The Tourism Authority of Thailand (TAT) recognises Thai food as one of the big drawcards for many tourists during their travels in the kingdom and would like to provide some useful things to know for safe and enjoyable eating in Thailand.
The following tips and pointers on selecting and eating at restaurants and street food vendors throughout the kingdom are listed to help tourists get the most from their Thai culinary experience.
Hygiene and Cleanliness – When eating street food in particular, select food stalls that are busy with a lot of customers as the locals will know which are the safest to eat at. And the more the customers, the higher the turnover of produce meaning perishable items aren’t left sitting around to go off or attract flies. It also doesn’t hurt to give plates and utensils a quick wipe with a tissue before eating – as most locals do.
Freshly Cooked Meals – Avoid eating anything that doesn’t look freshly prepared. Street food vendors will typically take your order and cook it right there in front of you.
Avoid Uncooked Dishes – Stay away from uncooked dishes, such as, poached seafood or raw seafood.
Avoid ‘Too Spicy’ Dishes – For milder Western tastes, the spiciness of some Thai dishes can cause real discomfort. This is the reason why spicy-hot dishes are often served with steamed rice and non-spicy dishes to help tone down the spiciness. Those who enjoy spicy food should try ordering a less spicy version to begin with. There are also plenty of non-spicy Thai dishes for those who do not like spicy food.
Ingredients With Laxative Properties – Bear in mind that ingredients in many Thai dishes contain laxative properties, such as tamarind, fresh coconut, ginger and turmeric. For instance, the famous papaya salad dish Som Tam is good for laxative purposes.
Avoid Food With MSG – Although many official food authorities claim MSG or monosodium glutamate is safe, this controversial flavour enhancing additive widely used in Asian food is blamed by some for causing adverse effects like headaches, heart palpitations, chest pain and nausea. Again, the ‘better to be safer’ option is advisable here – avoid food that contains MSG and if ordering a dish, ask for no MSG.

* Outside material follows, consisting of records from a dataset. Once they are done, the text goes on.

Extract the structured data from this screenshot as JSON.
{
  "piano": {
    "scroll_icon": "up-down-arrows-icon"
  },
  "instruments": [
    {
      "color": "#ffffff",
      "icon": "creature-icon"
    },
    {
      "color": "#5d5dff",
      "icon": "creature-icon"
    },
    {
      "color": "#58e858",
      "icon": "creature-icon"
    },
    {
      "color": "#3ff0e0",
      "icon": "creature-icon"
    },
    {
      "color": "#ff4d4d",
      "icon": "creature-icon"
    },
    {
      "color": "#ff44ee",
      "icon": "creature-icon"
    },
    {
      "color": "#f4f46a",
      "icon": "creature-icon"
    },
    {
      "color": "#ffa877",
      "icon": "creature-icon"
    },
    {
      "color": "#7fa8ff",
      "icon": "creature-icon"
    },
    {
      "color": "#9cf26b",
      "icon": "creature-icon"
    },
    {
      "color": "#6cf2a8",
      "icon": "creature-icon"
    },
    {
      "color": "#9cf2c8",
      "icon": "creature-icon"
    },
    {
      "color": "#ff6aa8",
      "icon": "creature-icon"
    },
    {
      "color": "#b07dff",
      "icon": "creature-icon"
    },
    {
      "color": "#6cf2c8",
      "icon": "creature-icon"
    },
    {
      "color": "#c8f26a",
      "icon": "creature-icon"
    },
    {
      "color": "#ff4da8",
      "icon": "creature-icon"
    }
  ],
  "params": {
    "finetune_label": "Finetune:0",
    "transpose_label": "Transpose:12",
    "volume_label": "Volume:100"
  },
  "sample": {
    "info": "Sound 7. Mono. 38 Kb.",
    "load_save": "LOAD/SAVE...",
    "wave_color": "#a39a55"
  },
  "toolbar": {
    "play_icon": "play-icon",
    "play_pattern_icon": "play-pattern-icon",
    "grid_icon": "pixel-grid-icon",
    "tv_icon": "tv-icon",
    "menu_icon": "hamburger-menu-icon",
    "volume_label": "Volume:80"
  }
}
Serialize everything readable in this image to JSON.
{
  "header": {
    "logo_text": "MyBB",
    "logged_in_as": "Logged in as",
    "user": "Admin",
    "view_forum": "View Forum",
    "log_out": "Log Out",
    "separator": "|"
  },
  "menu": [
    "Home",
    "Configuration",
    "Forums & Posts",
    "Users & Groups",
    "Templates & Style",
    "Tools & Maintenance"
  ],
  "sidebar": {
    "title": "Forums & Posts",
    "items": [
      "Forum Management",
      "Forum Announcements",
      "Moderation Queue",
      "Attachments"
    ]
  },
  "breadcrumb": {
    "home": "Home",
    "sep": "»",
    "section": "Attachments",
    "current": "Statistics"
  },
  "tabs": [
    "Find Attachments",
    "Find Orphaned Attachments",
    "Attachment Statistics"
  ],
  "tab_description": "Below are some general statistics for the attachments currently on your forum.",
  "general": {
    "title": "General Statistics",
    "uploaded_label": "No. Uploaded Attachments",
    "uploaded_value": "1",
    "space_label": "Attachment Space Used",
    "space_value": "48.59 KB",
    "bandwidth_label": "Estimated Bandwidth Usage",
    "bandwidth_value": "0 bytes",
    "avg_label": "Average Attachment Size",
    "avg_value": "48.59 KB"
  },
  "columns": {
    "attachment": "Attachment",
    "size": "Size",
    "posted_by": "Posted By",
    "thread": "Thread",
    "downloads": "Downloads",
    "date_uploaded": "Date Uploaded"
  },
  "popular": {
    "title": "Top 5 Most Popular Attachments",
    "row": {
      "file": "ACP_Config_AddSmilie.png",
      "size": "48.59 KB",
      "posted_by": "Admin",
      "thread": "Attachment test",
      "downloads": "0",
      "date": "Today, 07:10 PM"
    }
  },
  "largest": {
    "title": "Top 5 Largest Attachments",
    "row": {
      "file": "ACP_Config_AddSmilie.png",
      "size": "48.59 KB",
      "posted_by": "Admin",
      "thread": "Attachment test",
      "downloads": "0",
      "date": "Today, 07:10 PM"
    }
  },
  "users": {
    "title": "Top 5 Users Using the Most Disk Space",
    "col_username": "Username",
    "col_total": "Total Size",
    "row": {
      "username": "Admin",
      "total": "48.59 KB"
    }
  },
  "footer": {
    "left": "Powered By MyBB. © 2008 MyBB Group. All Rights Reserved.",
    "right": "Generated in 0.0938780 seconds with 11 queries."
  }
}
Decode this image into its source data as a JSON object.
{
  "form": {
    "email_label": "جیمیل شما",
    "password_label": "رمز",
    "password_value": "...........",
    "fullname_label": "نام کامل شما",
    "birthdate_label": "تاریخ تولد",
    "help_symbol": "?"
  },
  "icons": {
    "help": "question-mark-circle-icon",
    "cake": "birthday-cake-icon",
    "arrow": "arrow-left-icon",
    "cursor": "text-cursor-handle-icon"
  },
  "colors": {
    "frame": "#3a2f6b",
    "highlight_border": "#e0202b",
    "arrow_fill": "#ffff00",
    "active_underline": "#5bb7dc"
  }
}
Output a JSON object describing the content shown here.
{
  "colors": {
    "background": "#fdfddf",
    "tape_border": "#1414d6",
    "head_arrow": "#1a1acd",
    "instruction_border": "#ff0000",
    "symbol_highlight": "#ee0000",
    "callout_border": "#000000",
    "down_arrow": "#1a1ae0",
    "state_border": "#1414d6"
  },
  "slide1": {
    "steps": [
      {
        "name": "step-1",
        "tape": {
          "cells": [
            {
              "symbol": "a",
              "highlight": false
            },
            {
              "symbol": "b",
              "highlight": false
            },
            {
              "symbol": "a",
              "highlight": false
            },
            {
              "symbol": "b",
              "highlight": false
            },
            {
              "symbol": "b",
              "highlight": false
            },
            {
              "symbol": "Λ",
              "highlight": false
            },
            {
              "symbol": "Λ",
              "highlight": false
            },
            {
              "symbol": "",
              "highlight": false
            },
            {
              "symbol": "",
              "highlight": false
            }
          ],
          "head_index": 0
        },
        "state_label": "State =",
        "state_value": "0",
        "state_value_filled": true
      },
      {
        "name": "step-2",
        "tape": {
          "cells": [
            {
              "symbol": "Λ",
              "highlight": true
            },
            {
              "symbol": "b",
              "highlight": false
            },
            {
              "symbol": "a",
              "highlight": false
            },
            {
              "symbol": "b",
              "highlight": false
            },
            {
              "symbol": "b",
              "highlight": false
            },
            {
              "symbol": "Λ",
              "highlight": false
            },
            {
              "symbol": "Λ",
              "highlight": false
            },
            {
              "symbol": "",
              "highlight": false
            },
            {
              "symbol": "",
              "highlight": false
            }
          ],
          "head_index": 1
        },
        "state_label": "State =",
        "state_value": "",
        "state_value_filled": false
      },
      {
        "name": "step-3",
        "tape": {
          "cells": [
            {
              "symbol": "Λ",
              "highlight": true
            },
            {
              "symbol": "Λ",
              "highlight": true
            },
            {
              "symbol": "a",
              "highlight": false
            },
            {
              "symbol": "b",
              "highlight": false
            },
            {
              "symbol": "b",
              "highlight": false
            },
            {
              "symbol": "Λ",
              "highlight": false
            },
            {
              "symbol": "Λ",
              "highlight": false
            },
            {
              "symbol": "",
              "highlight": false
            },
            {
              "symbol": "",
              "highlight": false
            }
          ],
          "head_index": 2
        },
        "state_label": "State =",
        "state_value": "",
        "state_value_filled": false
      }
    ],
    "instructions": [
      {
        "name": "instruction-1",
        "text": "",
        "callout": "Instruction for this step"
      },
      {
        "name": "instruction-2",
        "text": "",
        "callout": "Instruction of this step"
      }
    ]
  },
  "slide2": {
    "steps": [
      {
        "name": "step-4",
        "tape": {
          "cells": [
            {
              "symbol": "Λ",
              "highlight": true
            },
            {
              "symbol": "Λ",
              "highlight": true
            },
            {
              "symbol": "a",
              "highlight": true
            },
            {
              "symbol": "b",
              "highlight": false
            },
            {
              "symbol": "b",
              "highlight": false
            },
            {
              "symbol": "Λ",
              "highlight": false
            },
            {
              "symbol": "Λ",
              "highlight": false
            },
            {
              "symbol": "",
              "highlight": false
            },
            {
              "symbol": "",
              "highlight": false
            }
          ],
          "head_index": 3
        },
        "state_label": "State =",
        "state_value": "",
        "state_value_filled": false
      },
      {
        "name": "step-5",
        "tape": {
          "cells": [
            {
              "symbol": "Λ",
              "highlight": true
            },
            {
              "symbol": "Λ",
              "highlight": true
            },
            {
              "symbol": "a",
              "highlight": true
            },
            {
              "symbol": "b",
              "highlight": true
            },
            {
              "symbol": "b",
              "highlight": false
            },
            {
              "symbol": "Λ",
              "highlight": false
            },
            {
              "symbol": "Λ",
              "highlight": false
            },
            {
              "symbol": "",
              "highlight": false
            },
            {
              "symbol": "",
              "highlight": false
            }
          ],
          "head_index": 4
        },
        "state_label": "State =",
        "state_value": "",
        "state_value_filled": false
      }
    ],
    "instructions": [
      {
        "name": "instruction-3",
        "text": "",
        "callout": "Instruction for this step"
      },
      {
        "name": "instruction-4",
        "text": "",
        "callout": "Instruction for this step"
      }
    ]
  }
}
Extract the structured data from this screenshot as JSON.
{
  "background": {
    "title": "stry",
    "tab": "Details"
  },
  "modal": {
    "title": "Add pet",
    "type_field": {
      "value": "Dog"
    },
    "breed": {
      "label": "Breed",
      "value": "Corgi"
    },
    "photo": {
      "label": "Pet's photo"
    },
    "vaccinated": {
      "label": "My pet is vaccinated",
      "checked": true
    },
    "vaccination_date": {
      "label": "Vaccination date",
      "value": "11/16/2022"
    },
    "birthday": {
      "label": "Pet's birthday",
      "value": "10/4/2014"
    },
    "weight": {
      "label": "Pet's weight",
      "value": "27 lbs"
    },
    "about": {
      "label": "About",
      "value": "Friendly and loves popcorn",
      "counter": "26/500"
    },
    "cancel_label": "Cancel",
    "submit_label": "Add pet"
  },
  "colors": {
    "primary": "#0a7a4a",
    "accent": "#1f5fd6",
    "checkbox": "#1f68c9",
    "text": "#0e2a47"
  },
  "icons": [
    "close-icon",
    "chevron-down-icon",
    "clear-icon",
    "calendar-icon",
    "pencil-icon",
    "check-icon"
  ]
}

Clear Price Display – Prices of dishes and food and menu items should be clearly displayed.
And always remember, asking the locals wherever you happen to be is a great source of information on places to eat.